Search the entries below for "title". Report each line where it occurs.

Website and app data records
--- START ---

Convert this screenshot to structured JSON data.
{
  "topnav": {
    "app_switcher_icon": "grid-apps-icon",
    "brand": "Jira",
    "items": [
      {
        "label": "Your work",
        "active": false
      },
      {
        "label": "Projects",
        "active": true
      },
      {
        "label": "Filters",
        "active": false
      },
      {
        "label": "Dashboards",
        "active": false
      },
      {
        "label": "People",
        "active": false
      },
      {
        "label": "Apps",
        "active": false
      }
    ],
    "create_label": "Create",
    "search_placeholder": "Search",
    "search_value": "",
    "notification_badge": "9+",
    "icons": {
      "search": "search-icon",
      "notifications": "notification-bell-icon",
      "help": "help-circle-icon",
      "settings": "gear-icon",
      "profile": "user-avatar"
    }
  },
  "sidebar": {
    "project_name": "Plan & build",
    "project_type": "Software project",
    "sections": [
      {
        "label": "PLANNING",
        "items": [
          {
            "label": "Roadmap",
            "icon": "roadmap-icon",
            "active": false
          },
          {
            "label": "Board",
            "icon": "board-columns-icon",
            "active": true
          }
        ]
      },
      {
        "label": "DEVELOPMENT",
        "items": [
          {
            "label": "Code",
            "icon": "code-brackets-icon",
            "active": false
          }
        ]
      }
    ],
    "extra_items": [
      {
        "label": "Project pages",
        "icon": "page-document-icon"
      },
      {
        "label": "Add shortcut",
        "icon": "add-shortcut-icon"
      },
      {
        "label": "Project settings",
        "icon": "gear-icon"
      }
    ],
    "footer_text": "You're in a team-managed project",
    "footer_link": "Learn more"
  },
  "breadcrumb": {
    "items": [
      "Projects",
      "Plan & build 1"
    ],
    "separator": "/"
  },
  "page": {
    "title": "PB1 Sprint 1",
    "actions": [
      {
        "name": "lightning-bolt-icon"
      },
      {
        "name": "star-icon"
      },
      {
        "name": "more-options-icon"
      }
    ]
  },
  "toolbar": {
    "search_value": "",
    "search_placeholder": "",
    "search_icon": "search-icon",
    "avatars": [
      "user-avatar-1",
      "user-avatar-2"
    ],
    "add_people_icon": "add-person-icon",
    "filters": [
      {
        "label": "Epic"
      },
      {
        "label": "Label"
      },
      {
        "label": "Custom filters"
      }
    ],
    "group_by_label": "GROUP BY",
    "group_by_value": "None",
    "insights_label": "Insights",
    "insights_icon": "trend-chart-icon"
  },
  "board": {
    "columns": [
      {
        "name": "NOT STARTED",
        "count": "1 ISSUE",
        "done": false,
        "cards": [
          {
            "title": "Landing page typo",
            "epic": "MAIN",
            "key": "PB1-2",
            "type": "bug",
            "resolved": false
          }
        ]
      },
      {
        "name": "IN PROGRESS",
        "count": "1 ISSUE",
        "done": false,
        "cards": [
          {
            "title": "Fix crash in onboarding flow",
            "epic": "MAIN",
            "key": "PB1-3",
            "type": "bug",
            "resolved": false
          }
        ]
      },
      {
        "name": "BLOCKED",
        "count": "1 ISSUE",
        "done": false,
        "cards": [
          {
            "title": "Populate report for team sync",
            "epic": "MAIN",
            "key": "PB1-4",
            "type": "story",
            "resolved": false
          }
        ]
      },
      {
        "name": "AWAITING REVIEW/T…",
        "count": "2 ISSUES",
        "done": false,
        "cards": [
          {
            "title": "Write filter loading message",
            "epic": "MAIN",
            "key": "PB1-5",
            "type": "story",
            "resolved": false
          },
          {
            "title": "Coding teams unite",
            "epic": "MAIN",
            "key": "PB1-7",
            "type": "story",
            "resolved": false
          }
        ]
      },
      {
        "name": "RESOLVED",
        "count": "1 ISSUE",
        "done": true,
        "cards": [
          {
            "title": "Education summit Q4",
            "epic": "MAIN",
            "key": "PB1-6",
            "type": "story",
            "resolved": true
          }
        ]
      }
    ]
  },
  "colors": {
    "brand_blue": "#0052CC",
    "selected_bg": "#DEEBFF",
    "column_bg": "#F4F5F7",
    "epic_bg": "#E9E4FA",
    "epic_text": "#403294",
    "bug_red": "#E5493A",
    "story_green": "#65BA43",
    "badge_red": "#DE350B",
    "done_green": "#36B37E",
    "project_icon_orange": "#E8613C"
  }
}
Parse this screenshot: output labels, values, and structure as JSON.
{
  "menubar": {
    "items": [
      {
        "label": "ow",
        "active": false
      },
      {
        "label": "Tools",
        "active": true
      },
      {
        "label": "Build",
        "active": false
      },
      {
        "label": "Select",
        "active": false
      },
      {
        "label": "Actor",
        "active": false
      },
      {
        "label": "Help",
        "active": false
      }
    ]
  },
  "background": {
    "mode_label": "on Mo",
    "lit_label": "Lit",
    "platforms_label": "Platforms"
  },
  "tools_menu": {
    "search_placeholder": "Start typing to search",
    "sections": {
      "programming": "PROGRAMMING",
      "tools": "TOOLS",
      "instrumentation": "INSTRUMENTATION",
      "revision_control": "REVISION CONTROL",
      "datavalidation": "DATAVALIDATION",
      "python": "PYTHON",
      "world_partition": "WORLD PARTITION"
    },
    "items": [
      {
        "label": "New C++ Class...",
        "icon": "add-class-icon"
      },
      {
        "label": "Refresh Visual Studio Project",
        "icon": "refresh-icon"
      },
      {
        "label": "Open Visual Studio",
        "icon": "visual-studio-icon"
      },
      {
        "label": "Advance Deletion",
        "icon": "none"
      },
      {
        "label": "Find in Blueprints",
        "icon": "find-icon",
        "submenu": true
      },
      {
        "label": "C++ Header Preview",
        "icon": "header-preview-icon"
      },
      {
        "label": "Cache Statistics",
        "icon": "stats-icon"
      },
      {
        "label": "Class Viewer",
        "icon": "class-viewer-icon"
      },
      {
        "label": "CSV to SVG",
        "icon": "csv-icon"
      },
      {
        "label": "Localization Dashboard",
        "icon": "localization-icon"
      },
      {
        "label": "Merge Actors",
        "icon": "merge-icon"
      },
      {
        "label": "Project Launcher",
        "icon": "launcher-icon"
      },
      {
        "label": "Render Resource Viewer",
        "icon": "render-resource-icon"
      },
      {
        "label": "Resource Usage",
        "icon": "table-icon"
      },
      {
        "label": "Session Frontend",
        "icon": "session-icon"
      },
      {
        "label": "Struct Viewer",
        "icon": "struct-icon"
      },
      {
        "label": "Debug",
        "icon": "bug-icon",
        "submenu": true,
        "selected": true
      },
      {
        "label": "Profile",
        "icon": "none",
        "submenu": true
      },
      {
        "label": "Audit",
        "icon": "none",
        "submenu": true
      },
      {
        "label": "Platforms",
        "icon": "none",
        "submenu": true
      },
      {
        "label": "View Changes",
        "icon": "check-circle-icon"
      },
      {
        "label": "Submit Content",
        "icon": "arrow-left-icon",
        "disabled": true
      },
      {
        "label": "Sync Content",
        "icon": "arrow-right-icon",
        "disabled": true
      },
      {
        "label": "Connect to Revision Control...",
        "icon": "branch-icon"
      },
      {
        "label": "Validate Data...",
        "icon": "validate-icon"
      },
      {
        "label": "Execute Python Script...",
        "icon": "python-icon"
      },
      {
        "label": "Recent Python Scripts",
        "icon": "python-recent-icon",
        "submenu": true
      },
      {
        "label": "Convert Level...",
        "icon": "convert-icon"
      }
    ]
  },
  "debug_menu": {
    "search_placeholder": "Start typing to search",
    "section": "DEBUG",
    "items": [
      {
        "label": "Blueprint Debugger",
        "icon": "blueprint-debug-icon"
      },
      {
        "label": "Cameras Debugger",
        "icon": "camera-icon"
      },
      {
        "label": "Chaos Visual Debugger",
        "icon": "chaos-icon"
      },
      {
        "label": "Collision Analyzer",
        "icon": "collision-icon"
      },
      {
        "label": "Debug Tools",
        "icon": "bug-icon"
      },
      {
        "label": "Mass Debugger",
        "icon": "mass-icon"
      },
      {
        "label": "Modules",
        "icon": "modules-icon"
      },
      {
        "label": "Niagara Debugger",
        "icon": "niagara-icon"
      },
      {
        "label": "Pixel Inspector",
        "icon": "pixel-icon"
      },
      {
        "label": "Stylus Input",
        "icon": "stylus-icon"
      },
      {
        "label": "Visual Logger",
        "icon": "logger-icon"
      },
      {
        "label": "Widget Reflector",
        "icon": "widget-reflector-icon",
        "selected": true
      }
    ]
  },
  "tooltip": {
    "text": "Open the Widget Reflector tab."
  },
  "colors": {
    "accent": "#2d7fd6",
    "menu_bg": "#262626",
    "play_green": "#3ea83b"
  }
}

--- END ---

--- Exercise answer ---
    "title": "PB1 Sprint 1",
            "title": "Landing page typo",
            "title": "Fix crash in onboarding flow",
            "title": "Populate report for team sync",
            "title": "Write filter loading message",
            "title": "Coding teams unite",
            "title": "Education summit Q4",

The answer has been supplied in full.